START Data

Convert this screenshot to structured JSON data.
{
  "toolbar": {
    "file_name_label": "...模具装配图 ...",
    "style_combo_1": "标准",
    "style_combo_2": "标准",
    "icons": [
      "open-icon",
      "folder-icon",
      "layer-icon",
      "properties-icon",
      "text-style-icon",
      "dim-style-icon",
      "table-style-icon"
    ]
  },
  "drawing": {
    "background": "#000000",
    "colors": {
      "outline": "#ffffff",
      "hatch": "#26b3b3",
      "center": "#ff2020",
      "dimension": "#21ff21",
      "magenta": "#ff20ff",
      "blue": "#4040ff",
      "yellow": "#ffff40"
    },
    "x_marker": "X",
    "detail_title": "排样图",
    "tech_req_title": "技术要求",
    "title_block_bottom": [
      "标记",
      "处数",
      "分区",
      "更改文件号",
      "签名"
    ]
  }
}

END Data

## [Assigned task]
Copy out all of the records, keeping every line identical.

## [Solution to this task]
Convert this screenshot to structured JSON data.
{
  "toolbar": {
    "file_name_label": "...模具装配图 ...",
    "style_combo_1": "标准",
    "style_combo_2": "标准",
    "icons": [
      "open-icon",
      "folder-icon",
      "layer-icon",
      "properties-icon",
      "text-style-icon",
      "dim-style-icon",
      "table-style-icon"
    ]
  },
  "drawing": {
    "background": "#000000",
    "colors": {
      "outline": "#ffffff",
      "hatch": "#26b3b3",
      "center": "#ff2020",
      "dimension": "#21ff21",
      "magenta": "#ff20ff",
      "blue": "#4040ff",
      "yellow": "#ffff40"
    },
    "x_marker": "X",
    "detail_title": "排样图",
    "tech_req_title": "技术要求",
    "title_block_bottom": [
      "标记",
      "处数",
      "分区",
      "更改文件号",
      "签名"
    ]
  }
}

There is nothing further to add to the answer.